> TASK
Report only how many lines of the records contain the word "computer".

[Records from a data source]

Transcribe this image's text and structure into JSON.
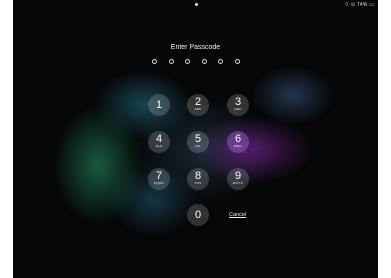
{
  "status_bar": {
    "right": "⌔ ⊙ 74% ▭"
  },
  "passcode": {
    "title": "Enter Passcode",
    "dots": 6
  },
  "keypad": [
    {
      "digit": "1",
      "letters": ""
    },
    {
      "digit": "2",
      "letters": "ABC"
    },
    {
      "digit": "3",
      "letters": "DEF"
    },
    {
      "digit": "4",
      "letters": "GHI"
    },
    {
      "digit": "5",
      "letters": "JKL"
    },
    {
      "digit": "6",
      "letters": "MNO"
    },
    {
      "digit": "7",
      "letters": "PQRS"
    },
    {
      "digit": "8",
      "letters": "TUV"
    },
    {
      "digit": "9",
      "letters": "WXYZ"
    },
    {
      "digit": "0",
      "letters": ""
    }
  ],
  "cancel_label": "Cancel"
}
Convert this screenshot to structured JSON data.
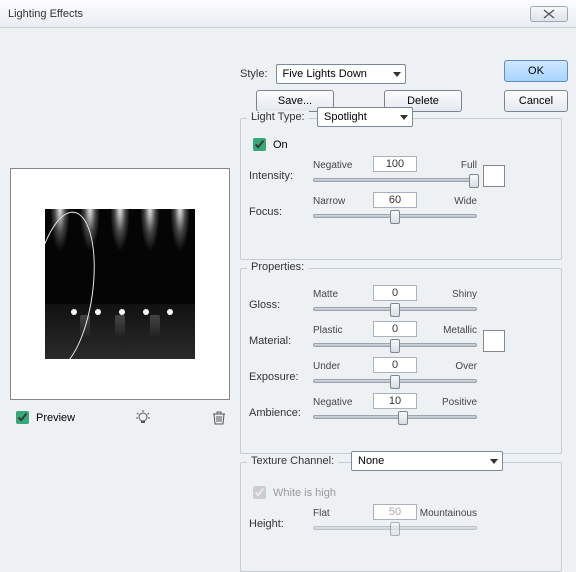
{
  "window": {
    "title": "Lighting Effects"
  },
  "buttons": {
    "ok": "OK",
    "cancel": "Cancel",
    "save": "Save...",
    "delete": "Delete"
  },
  "style": {
    "label": "Style:",
    "value": "Five Lights Down"
  },
  "lightType": {
    "legend": "Light Type:",
    "value": "Spotlight",
    "onLabel": "On",
    "onChecked": true,
    "intensity": {
      "label": "Intensity:",
      "left": "Negative",
      "right": "Full",
      "value": "100",
      "pct": 98
    },
    "focus": {
      "label": "Focus:",
      "left": "Narrow",
      "right": "Wide",
      "value": "60",
      "pct": 50
    }
  },
  "properties": {
    "legend": "Properties:",
    "gloss": {
      "label": "Gloss:",
      "left": "Matte",
      "right": "Shiny",
      "value": "0",
      "pct": 50
    },
    "material": {
      "label": "Material:",
      "left": "Plastic",
      "right": "Metallic",
      "value": "0",
      "pct": 50
    },
    "exposure": {
      "label": "Exposure:",
      "left": "Under",
      "right": "Over",
      "value": "0",
      "pct": 50
    },
    "ambience": {
      "label": "Ambience:",
      "left": "Negative",
      "right": "Positive",
      "value": "10",
      "pct": 55
    }
  },
  "texture": {
    "legend": "Texture Channel:",
    "value": "None",
    "whiteHigh": "White is high",
    "whiteHighChecked": true,
    "height": {
      "label": "Height:",
      "left": "Flat",
      "right": "Mountainous",
      "value": "50",
      "pct": 50
    }
  },
  "preview": {
    "label": "Preview",
    "checked": true
  }
}
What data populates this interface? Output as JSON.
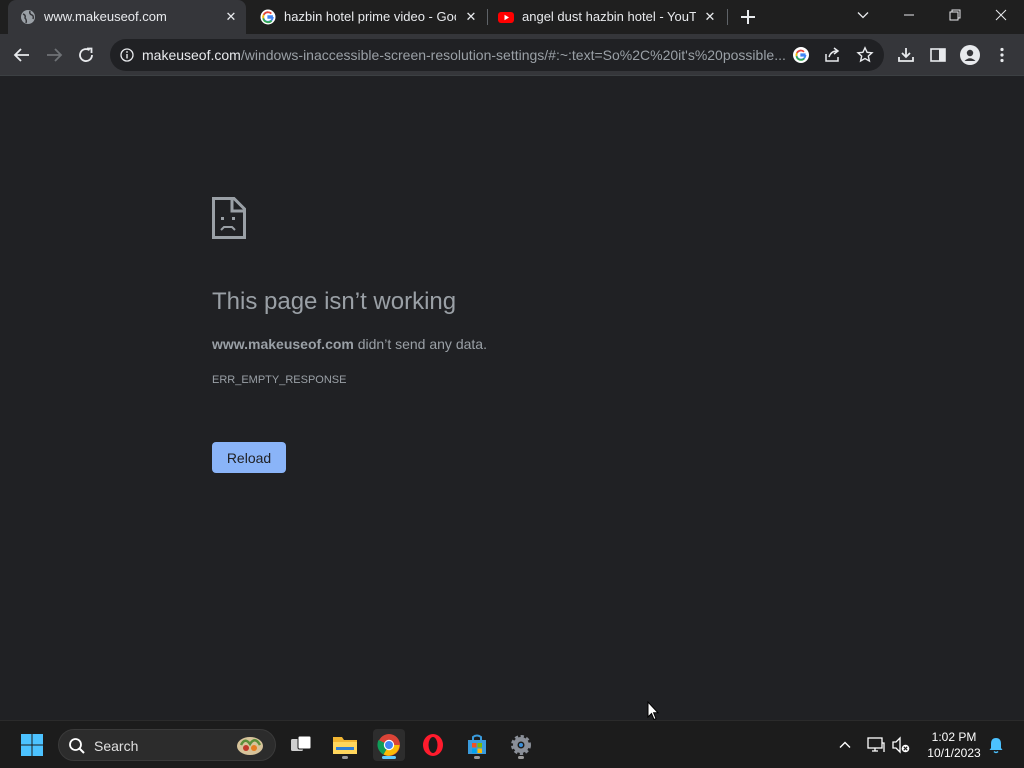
{
  "tabs": [
    {
      "title": "www.makeuseof.com",
      "icon": "globe-icon",
      "active": true
    },
    {
      "title": "hazbin hotel prime video - Goog",
      "icon": "google-icon",
      "active": false
    },
    {
      "title": "angel dust hazbin hotel - YouTub",
      "icon": "youtube-icon",
      "active": false
    }
  ],
  "toolbar": {
    "url_host": "makeuseof.com",
    "url_path": "/windows-inaccessible-screen-resolution-settings/#:~:text=So%2C%20it's%20possible..."
  },
  "error": {
    "title": "This page isn’t working",
    "host": "www.makeuseof.com",
    "message_suffix": " didn’t send any data.",
    "code": "ERR_EMPTY_RESPONSE",
    "reload_label": "Reload"
  },
  "taskbar": {
    "search_label": "Search",
    "time": "1:02 PM",
    "date": "10/1/2023"
  },
  "colors": {
    "accent": "#8ab4f8",
    "background": "#202124",
    "taskbar_active": "#60cdff"
  }
}
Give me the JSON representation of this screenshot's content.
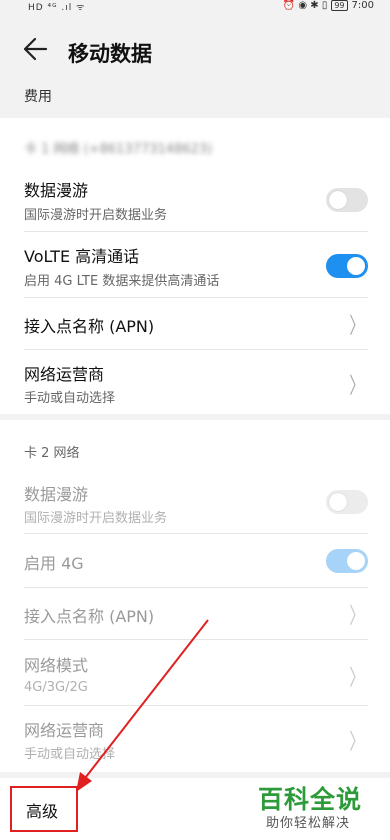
{
  "status_bar": {
    "left_icons": "HD ⁴ᴳ .ıl ᯤ",
    "right_icons": "⏰ ◉ ✱ ▯",
    "battery": "99",
    "time": "7:00"
  },
  "header": {
    "title": "移动数据"
  },
  "fee": {
    "label": "费用"
  },
  "sim1": {
    "header": "卡 1 网络 (+8613773148623)",
    "rows": [
      {
        "title": "数据漫游",
        "subtitle": "国际漫游时开启数据业务",
        "toggle": "off"
      },
      {
        "title": "VoLTE 高清通话",
        "subtitle": "启用 4G LTE 数据来提供高清通话",
        "toggle": "on"
      },
      {
        "title": "接入点名称 (APN)"
      },
      {
        "title": "网络运营商",
        "subtitle": "手动或自动选择"
      }
    ]
  },
  "sim2": {
    "header": "卡 2 网络",
    "rows": [
      {
        "title": "数据漫游",
        "subtitle": "国际漫游时开启数据业务",
        "toggle": "off"
      },
      {
        "title": "启用 4G",
        "toggle": "on"
      },
      {
        "title": "接入点名称 (APN)"
      },
      {
        "title": "网络模式",
        "subtitle": "4G/3G/2G"
      },
      {
        "title": "网络运营商",
        "subtitle": "手动或自动选择"
      }
    ]
  },
  "advanced": {
    "label": "高级"
  },
  "watermark": {
    "title": "百科全说",
    "subtitle": "助你轻松解决"
  },
  "colors": {
    "accent": "#1e90f0",
    "highlight": "#e02020",
    "watermark_green": "#2e9b3a"
  },
  "icons": {
    "back": "arrow-left-icon",
    "chevron": "chevron-right-icon"
  }
}
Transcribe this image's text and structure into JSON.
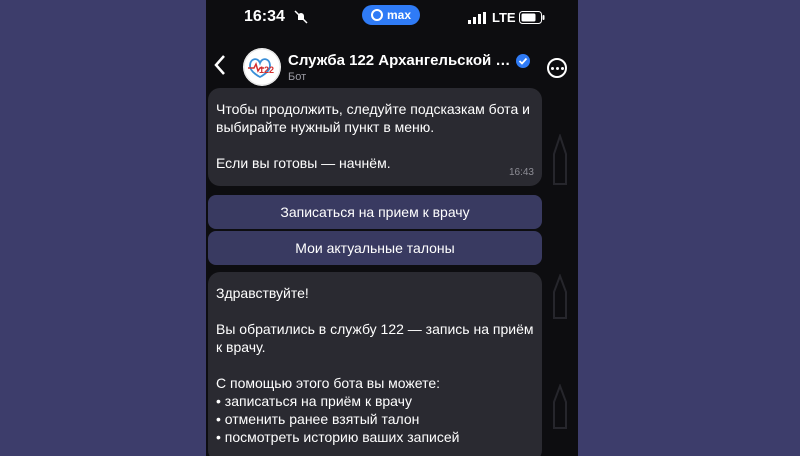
{
  "status_bar": {
    "time": "16:34",
    "app_badge": "max",
    "network": "LTE"
  },
  "header": {
    "title": "Служба 122 Архангельской о...",
    "subtitle": "Бот",
    "avatar_text": "122"
  },
  "messages": {
    "m1": {
      "p1": "Чтобы продолжить, следуйте подсказкам бота и выбирайте нужный пункт в меню.",
      "p2": "Если вы готовы — начнём.",
      "time": "16:43"
    },
    "buttons": [
      "Записаться на прием к врачу",
      "Мои актуальные талоны"
    ],
    "m2": {
      "p1": "Здравствуйте!",
      "p2": "Вы обратились в службу 122 — запись на приём к врачу.",
      "p3": "С помощью этого бота вы можете:",
      "bullets": [
        "• записаться на приём к врачу",
        "• отменить ранее взятый талон",
        "• посмотреть историю ваших записей"
      ]
    }
  },
  "colors": {
    "page_bg": "#3d3d6b",
    "phone_bg": "#0d0d10",
    "bubble": "#2a2a31",
    "button": "#393a61",
    "accent": "#2f7bf6"
  }
}
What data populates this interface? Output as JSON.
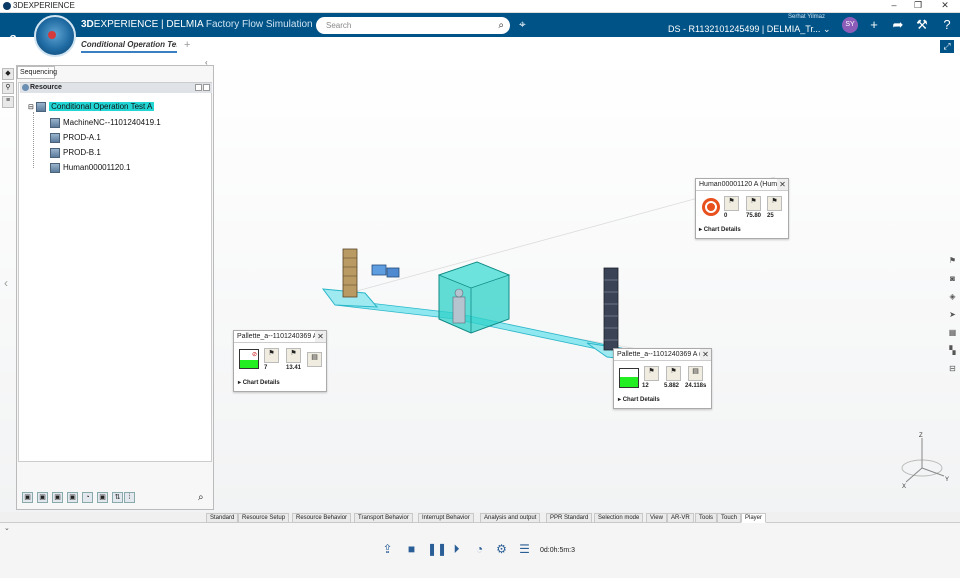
{
  "window": {
    "title": "3DEXPERIENCE",
    "min": "–",
    "max": "❐",
    "close": "✕"
  },
  "topbar": {
    "brand_bold": "3D",
    "brand_rest": "EXPERIENCE | DELMIA",
    "app_name": "Factory Flow Simulation",
    "search_placeholder": "Search",
    "user_name": "Serhat Yilmaz",
    "context": "DS - R1132101245499 | DELMIA_Tr...",
    "context_arrow": "⌄",
    "avatar": "SY",
    "icons": [
      "add-icon",
      "share-icon",
      "tools-icon",
      "help-icon"
    ],
    "icon_glyphs": [
      "+",
      "➦",
      "⚒",
      "?"
    ]
  },
  "tabs": {
    "active": "Conditional Operation Tes",
    "add": "+"
  },
  "panel": {
    "tab_label": "Sequencing",
    "header": "Resource",
    "tree": [
      {
        "label": "Conditional Operation Test A"
      },
      {
        "label": "MachineNC--1101240419.1"
      },
      {
        "label": "PROD-A.1"
      },
      {
        "label": "PROD-B.1"
      },
      {
        "label": "Human00001120.1"
      }
    ]
  },
  "popups": [
    {
      "title": "Human00001120 A (Hum",
      "values": [
        "0",
        "75.80",
        "25"
      ],
      "details": "Chart Details",
      "gauge_level": 0
    },
    {
      "title": "Pallette_a--1101240369 A",
      "values": [
        "7",
        "13.41"
      ],
      "details": "Chart Details",
      "gauge_level": 0.45
    },
    {
      "title": "Pallette_a--1101240369 A (",
      "values": [
        "12",
        "5.882",
        "24.118s"
      ],
      "details": "Chart Details",
      "gauge_level": 0.55
    }
  ],
  "command_tabs": [
    "Standard",
    "Resource Setup",
    "Resource Behavior",
    "Transport Behavior",
    "Interrupt Behavior",
    "Analysis and output",
    "PPR Standard",
    "Selection mode",
    "View",
    "AR-VR",
    "Tools",
    "Touch",
    "Player"
  ],
  "player": {
    "time": "0d:0h:5m:3"
  },
  "axes": {
    "x": "X",
    "y": "Y",
    "z": "Z"
  },
  "colors": {
    "topbar": "#005386",
    "selection": "#22d6d6",
    "gauge": "#22ee22",
    "machine": "#2ed1c8"
  }
}
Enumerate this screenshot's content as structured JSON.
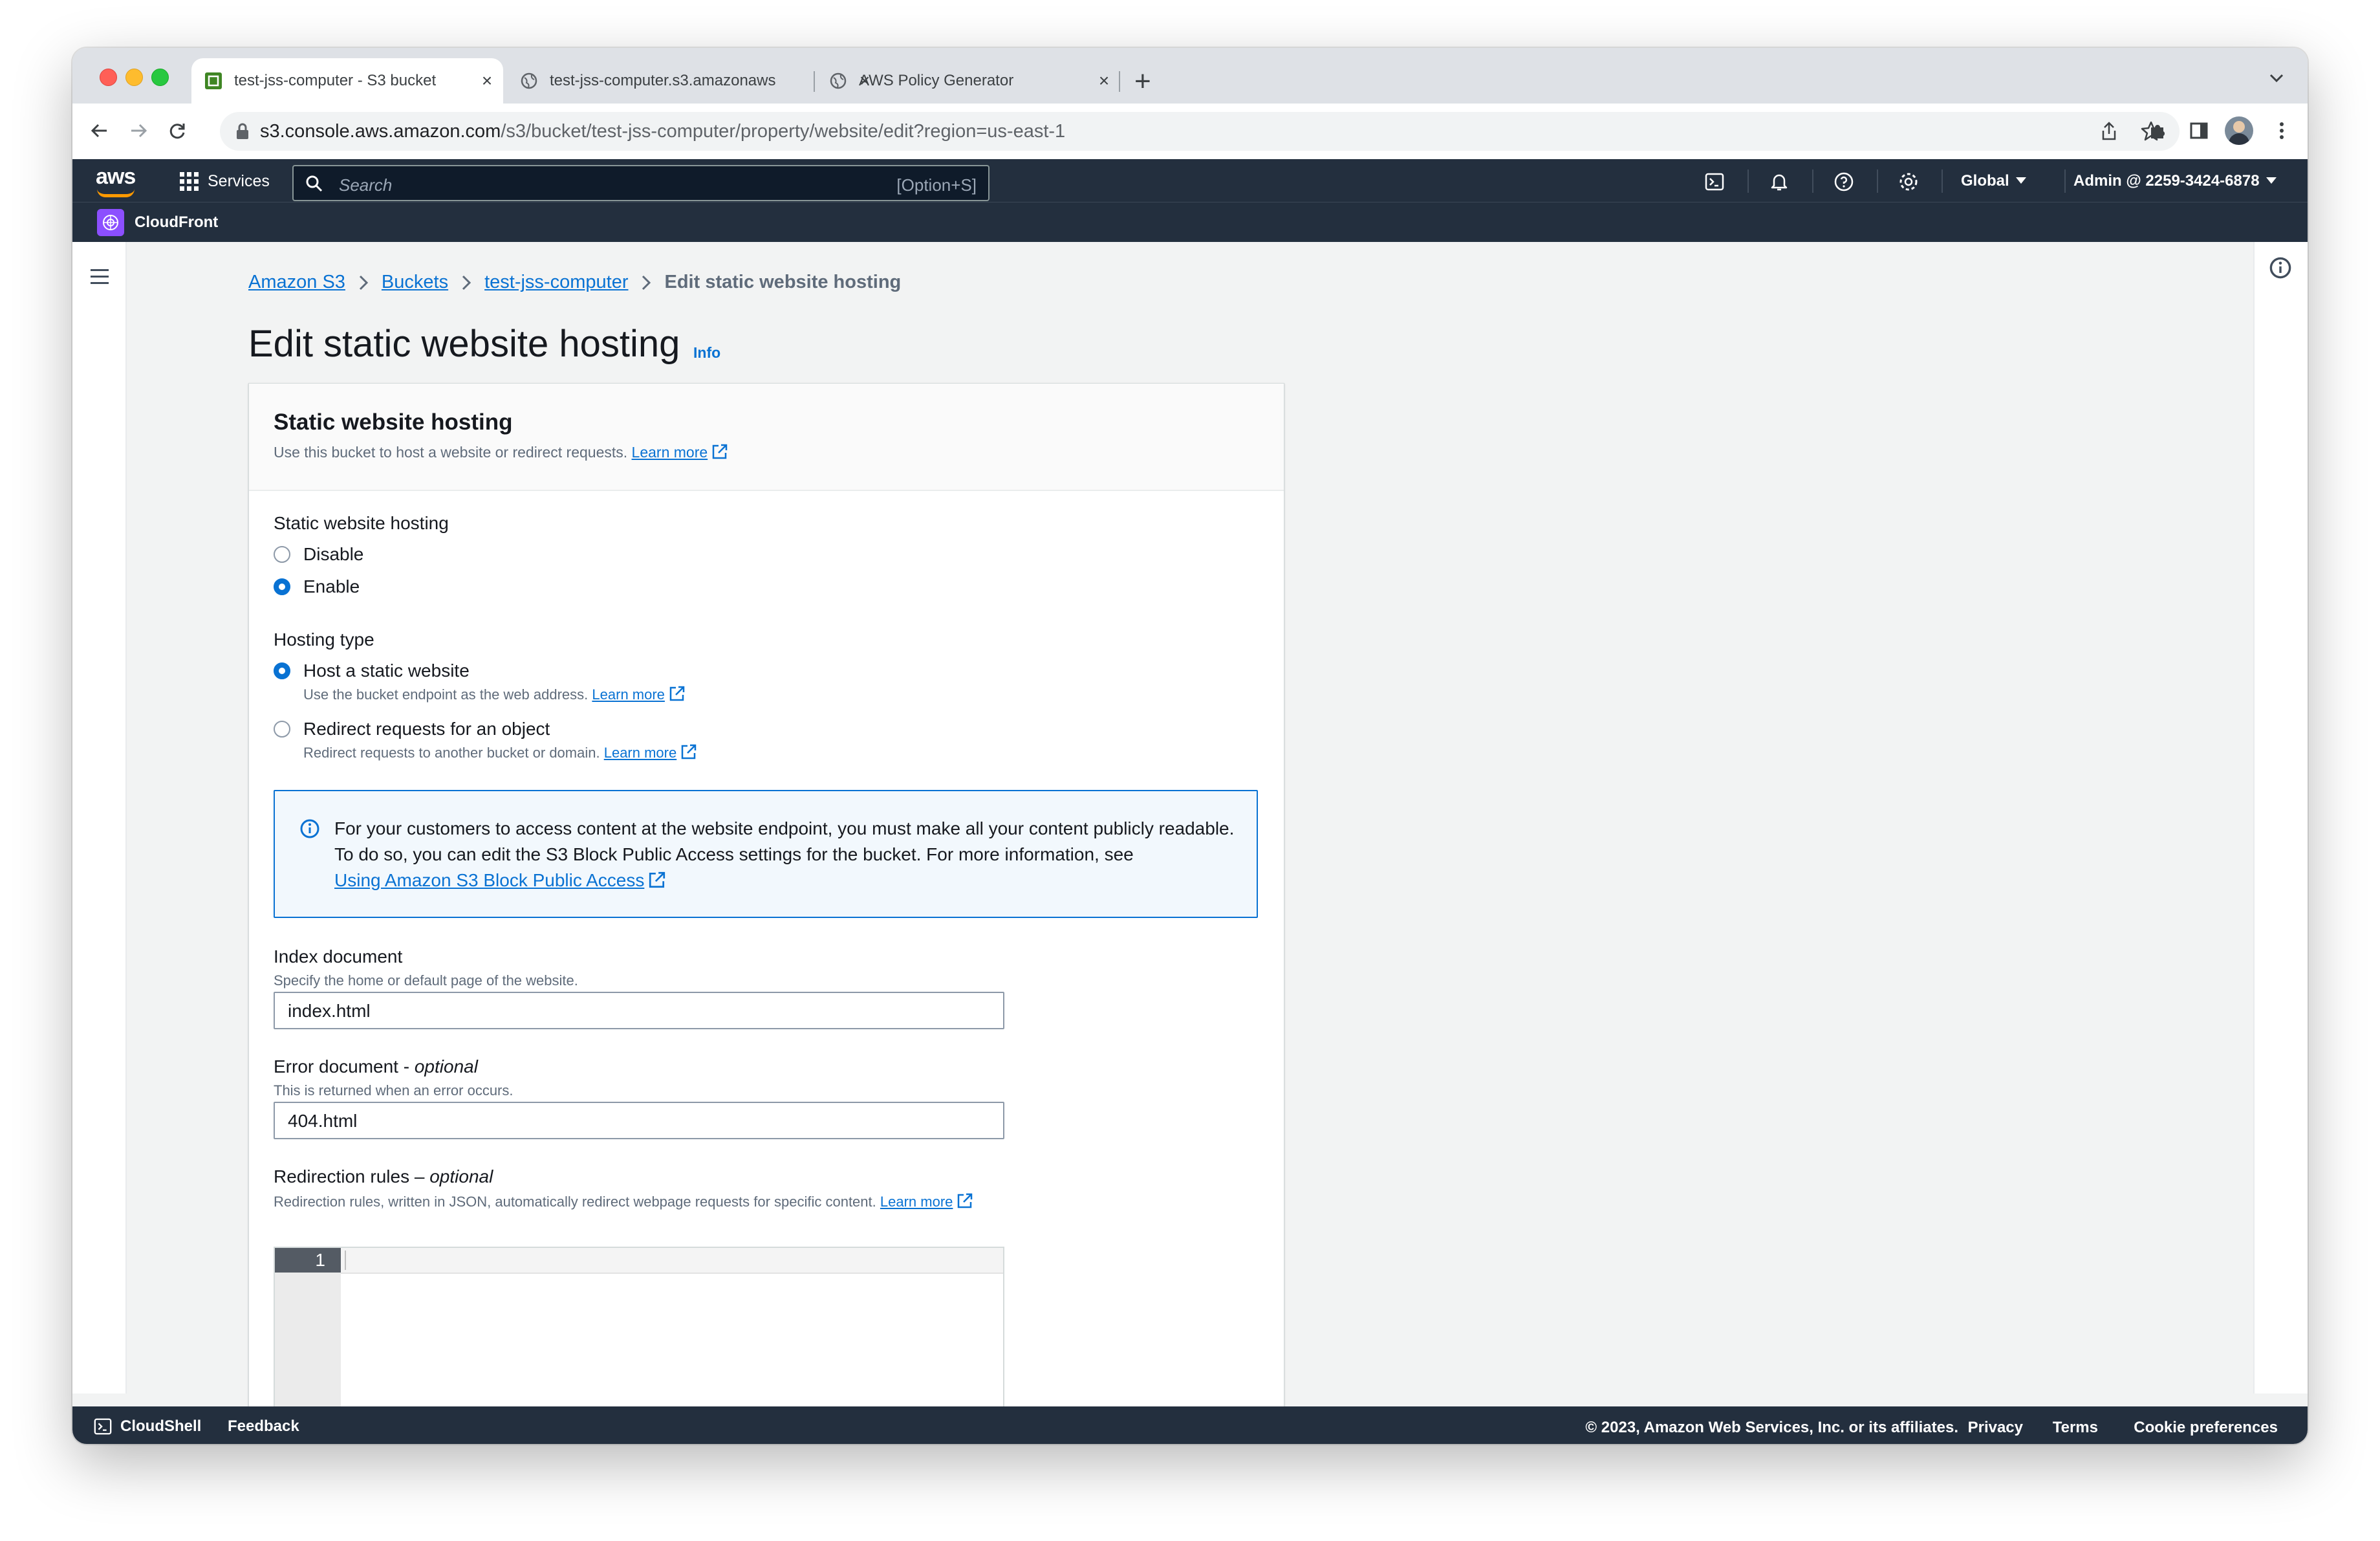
{
  "browser": {
    "tabs": [
      {
        "title": "test-jss-computer - S3 bucket",
        "close": "×"
      },
      {
        "title": "test-jss-computer.s3.amazonaws",
        "close": "×"
      },
      {
        "title": "AWS Policy Generator",
        "close": "×"
      }
    ],
    "new_tab": "+",
    "url_host": "s3.console.aws.amazon.com",
    "url_path": "/s3/bucket/test-jss-computer/property/website/edit?region=us-east-1"
  },
  "aws_header": {
    "logo": "aws",
    "services_label": "Services",
    "search_placeholder": "Search",
    "search_shortcut": "[Option+S]",
    "region": "Global",
    "account": "Admin @ 2259-3424-6878",
    "favorite": "CloudFront"
  },
  "breadcrumbs": [
    "Amazon S3",
    "Buckets",
    "test-jss-computer",
    "Edit static website hosting"
  ],
  "page": {
    "title": "Edit static website hosting",
    "info": "Info"
  },
  "panel": {
    "title": "Static website hosting",
    "description": "Use this bucket to host a website or redirect requests.",
    "learn_more": "Learn more",
    "hosting_label": "Static website hosting",
    "hosting_options": [
      {
        "label": "Disable",
        "selected": false
      },
      {
        "label": "Enable",
        "selected": true
      }
    ],
    "type_label": "Hosting type",
    "type_options": [
      {
        "label": "Host a static website",
        "description": "Use the bucket endpoint as the web address.",
        "selected": true
      },
      {
        "label": "Redirect requests for an object",
        "description": "Redirect requests to another bucket or domain.",
        "selected": false
      }
    ],
    "alert_text": "For your customers to access content at the website endpoint, you must make all your content publicly readable. To do so, you can edit the S3 Block Public Access settings for the bucket. For more information, see",
    "alert_link": "Using Amazon S3 Block Public Access",
    "index_label": "Index document",
    "index_desc": "Specify the home or default page of the website.",
    "index_value": "index.html",
    "error_label": "Error document - ",
    "error_optional": "optional",
    "error_desc": "This is returned when an error occurs.",
    "error_value": "404.html",
    "redirect_label": "Redirection rules – ",
    "redirect_optional": "optional",
    "redirect_desc": "Redirection rules, written in JSON, automatically redirect webpage requests for specific content.",
    "editor_line": "1"
  },
  "footer": {
    "cloudshell": "CloudShell",
    "feedback": "Feedback",
    "copyright": "© 2023, Amazon Web Services, Inc. or its affiliates.",
    "privacy": "Privacy",
    "terms": "Terms",
    "cookies": "Cookie preferences"
  },
  "colors": {
    "aws_header": "#232f3e",
    "link": "#0972d3",
    "aws_orange": "#ff9900",
    "cloudfront": "#8c4fff"
  }
}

> SOLUTION TO THE EXERCISE
4